===== MATERIALS PROVIDED
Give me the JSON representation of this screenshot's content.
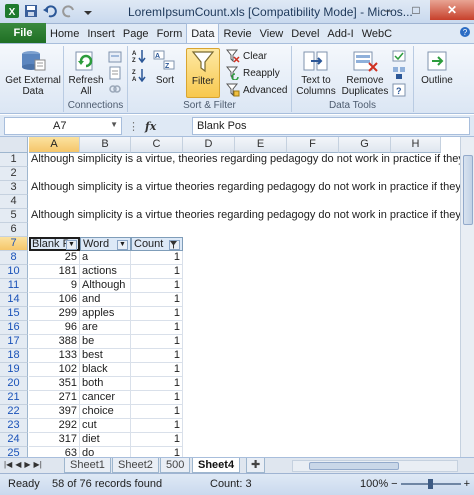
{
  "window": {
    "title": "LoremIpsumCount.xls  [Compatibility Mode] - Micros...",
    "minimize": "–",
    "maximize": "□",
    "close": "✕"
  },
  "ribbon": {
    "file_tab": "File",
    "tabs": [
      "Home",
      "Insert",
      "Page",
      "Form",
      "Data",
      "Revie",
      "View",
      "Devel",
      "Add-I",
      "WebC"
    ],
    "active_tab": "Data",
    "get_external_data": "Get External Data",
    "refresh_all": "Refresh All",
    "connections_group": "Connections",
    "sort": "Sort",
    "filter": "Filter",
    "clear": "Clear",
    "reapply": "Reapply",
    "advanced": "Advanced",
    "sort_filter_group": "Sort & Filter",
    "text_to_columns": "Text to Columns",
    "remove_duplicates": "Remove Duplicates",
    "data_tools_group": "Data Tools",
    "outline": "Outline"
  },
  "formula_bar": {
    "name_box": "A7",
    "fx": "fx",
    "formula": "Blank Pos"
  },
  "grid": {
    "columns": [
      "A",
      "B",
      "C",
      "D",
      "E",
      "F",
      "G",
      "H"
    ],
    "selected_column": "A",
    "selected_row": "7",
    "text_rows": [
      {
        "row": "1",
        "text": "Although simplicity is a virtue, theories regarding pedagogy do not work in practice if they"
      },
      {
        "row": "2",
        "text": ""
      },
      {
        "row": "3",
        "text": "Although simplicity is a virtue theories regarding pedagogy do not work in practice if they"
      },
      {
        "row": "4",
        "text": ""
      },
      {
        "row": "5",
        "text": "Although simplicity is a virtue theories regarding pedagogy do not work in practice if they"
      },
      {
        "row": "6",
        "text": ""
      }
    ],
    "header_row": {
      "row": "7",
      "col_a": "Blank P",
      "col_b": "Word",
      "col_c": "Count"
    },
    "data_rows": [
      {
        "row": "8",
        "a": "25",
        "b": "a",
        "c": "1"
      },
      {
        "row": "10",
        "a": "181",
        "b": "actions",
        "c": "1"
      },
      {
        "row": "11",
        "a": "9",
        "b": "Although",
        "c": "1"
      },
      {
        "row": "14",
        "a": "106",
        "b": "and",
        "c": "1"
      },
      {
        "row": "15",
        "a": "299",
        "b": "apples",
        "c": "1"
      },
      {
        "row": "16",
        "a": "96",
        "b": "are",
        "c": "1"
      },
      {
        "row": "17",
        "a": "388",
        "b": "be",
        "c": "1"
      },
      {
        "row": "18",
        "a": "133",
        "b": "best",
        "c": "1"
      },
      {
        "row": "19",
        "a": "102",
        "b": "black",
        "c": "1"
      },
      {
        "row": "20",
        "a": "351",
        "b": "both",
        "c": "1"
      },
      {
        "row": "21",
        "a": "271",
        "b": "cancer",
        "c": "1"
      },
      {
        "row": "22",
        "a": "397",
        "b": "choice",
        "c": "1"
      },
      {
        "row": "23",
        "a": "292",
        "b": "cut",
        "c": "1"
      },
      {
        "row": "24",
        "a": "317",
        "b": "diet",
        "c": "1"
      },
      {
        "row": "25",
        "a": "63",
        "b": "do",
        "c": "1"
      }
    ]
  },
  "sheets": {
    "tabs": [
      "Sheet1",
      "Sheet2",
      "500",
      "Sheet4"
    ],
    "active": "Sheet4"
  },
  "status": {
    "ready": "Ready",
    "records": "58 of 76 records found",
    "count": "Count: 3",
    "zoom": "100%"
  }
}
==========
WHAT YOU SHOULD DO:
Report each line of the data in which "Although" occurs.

RESPONSE TO THIS TASK:
        "text": "Although simplicity is a virtue, theories regarding pedagogy do not work in practice if they"
        "text": "Although simplicity is a virtue theories regarding pedagogy do not work in practice if they"
        "text": "Although simplicity is a virtue theories regarding pedagogy do not work in practice if they"
        "b": "Although",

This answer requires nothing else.